The county legislature last night authorized appraisals of both parcels.
“Community support is very important,” said a victorious Legislator Al Krupski this morning. “One of the legislators told me that he lives very close to Hauppauge and can’t get even a few people to come for something like this, and a whole busload from the East End came out last night to speak. It’s very important.”
Krupski thanked DiNoto for being open to discussion with the county about acquisition. The legislator noted it is a voluntary program. He also thanked the Town of Riverhead for its willingness to partner with the county on the project; the town would help develop the parkland and maintain it.
by Katie Blasl Mar 23, 2016, 4:41 pm riverheadlocal.com
A 43 acre property that contains prime farmland and a 3000-year-old
burial ground may be preserved by Suffolk County.

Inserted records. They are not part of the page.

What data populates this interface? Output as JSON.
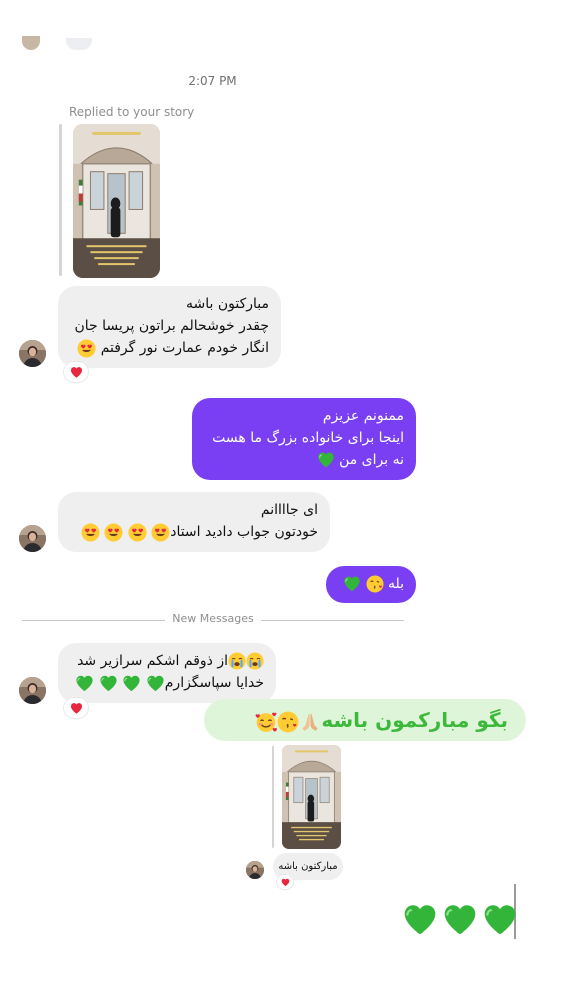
{
  "thread": {
    "timestamp": "2:07 PM",
    "story_reply_label": "Replied to your story",
    "divider_label": "New Messages"
  },
  "messages": {
    "m1": {
      "lines": [
        "مبارکتون باشه",
        "چقدر خوشحالم براتون پریسا جان",
        "انگار خودم عمارت نور گرفتم"
      ],
      "reaction": "heart"
    },
    "m2": {
      "lines": [
        "ممنونم عزیزم",
        "اینجا برای خانواده بزرگ ما هست",
        "نه برای من"
      ]
    },
    "m3": {
      "lines": [
        "ای جاااانم",
        "خودتون جواب دادید استاد"
      ]
    },
    "m4": {
      "lines": [
        "بله"
      ]
    },
    "m5": {
      "lines": [
        "از ذوقم اشکم سرازیر شد",
        "خدایا سپاسگزارم"
      ],
      "reaction": "heart"
    }
  },
  "overlay": {
    "caption": "بگو مبارکمون باشه",
    "mini_message": "مبارکتون باشه"
  },
  "colors": {
    "sent_bubble": "#7a3ff2",
    "received_bubble": "#efefef",
    "caption_text": "#3cb83a",
    "caption_background": "#dff5da"
  },
  "icons": [
    "heart-eyes-emoji",
    "green-heart-emoji",
    "kissing-heart-emoji",
    "crying-emoji",
    "red-heart-icon",
    "praying-hands-emoji",
    "smiling-hearts-emoji"
  ]
}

File photo.
Acres of undeveloped property on Jamesport’s Main Road that were once slated for 42,000 square feet of commercial development are being considered for acquisition by Suffolk County.
The county legislature voted last night to authorize appraisals of the 43.6 acres in Jamesport owned by Robert DiNoto, a Huntington developer who has had discussions with Riverhead Town about building an assisted living facility part of the site.
If the county moves forward with acquisition of the entire site, which is split into two parcels, the front 9.71 acres would be preserved as parkland, and the remaining acreage would be preserved as farmlamd.
The property, locally known as Sharper’s Hill, is surrounded on three sides by already-preserved farmland and contains prime agricultural soil that has been farmed as recently as 2010.
The property also encompasses an ancient Native American burial ground dating back 3,000 years, one of just a handful that have been found on the East End.
“Preserving Sharper’s Hill is not just about keeping Jamesport rural,” said Richard Wines, chairman of the Riverhead Landmarks Preservation Commission, at the legislature meeting last night. “Sharper’s Hill needs to be celebrated and cherished as an important piece of the island’s history, and we’re really lucky to have a chance today to get it right.”
The property is on the north side of Route 25, just west of
Jamesport’s hamlet center. Google Maps image.
Wines was one of a number of local residents who turned out at the legislature meeting last night to offer their support to preserve the property. Many expressed opposition to the 118-bed assisted living facility planned for the front of the property, arguing that it would not only destroy prime farmland but also jeopardize the historic character of Jamesport’s hamlet center.